Copy the result of filtering the entries below for lines that include the string "value".

Source information ::
· · · · · · ·

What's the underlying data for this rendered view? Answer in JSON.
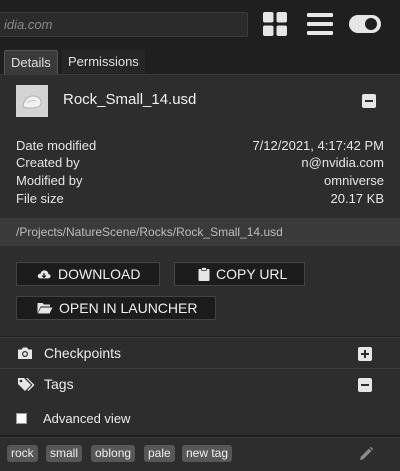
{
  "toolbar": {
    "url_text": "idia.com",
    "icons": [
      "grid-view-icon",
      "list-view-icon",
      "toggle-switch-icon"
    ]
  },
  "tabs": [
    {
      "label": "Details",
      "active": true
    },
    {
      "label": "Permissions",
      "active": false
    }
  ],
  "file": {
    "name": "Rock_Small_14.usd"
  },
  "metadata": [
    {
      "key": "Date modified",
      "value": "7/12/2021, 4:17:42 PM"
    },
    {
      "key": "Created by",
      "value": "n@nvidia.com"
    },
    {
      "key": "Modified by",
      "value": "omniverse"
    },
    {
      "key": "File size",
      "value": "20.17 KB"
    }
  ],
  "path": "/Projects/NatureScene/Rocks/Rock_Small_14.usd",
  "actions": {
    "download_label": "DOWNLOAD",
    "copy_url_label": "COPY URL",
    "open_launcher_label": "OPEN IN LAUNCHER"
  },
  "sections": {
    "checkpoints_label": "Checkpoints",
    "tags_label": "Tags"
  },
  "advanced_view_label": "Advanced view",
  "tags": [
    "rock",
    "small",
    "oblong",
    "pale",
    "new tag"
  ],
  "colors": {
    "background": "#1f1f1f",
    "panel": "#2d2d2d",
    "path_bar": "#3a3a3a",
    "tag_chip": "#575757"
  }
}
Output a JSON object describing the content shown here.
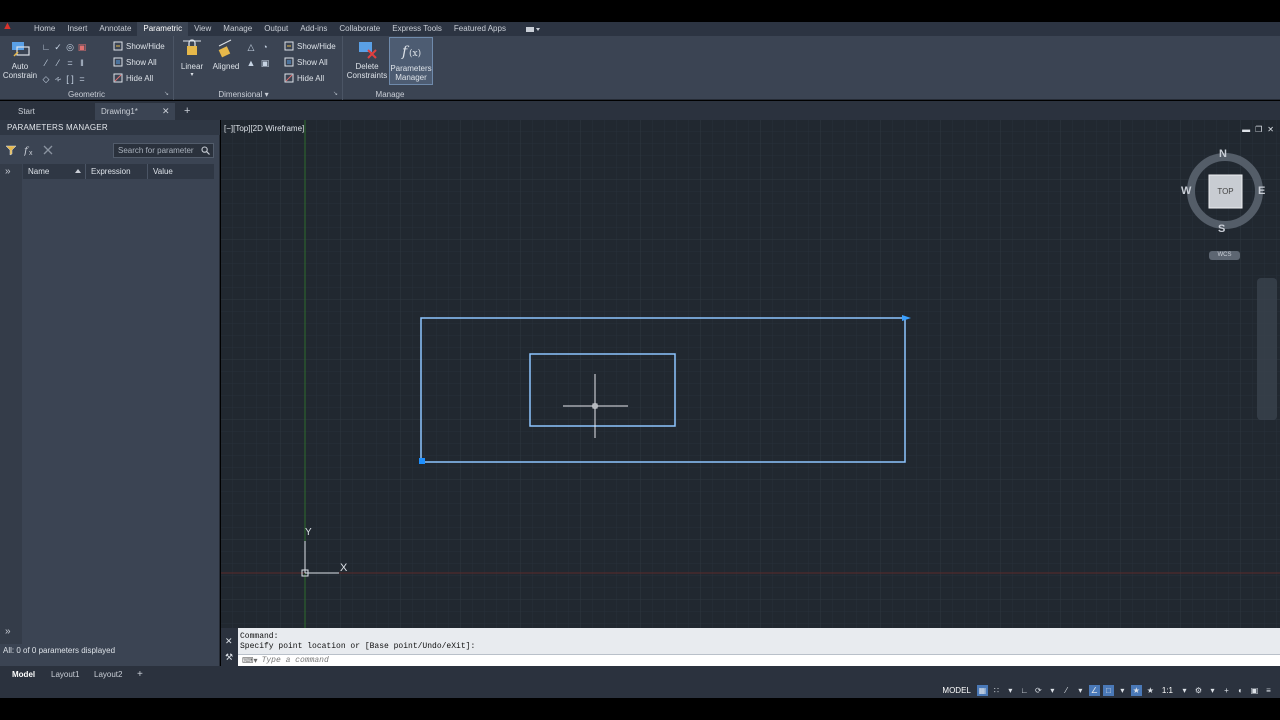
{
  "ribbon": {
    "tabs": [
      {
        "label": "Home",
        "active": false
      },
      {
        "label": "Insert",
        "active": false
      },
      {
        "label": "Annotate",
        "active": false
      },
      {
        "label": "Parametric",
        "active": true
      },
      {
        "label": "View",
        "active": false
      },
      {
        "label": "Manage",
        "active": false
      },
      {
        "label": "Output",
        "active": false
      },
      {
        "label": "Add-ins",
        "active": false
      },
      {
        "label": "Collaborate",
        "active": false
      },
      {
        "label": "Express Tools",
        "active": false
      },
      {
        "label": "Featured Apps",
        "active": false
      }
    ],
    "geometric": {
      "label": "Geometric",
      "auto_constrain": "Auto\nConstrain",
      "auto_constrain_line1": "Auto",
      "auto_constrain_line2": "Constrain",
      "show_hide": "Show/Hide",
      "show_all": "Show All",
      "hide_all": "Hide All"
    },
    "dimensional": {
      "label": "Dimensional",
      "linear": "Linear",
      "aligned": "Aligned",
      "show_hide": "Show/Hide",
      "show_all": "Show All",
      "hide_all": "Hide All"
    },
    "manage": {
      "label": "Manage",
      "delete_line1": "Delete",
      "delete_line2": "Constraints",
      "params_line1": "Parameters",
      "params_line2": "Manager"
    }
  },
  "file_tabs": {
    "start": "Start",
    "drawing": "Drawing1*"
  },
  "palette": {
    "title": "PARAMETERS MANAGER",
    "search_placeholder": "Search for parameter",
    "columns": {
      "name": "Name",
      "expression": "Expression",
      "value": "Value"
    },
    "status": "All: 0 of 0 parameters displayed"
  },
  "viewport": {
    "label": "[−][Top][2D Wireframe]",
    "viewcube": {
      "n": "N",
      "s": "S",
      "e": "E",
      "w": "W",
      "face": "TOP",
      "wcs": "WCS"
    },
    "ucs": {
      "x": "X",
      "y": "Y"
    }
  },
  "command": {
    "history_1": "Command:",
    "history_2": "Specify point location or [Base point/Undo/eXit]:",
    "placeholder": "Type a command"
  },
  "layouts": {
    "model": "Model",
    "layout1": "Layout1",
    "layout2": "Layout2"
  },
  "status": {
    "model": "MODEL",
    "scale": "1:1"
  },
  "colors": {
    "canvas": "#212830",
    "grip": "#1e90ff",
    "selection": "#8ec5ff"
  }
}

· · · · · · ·

Exercise result ::
      "value": "7/12/2021, 4:17:42 PM"
      "value": "n@nvidia.com"
      "value": "omniverse"
      "value": "20.17 KB"
      "value": "Value"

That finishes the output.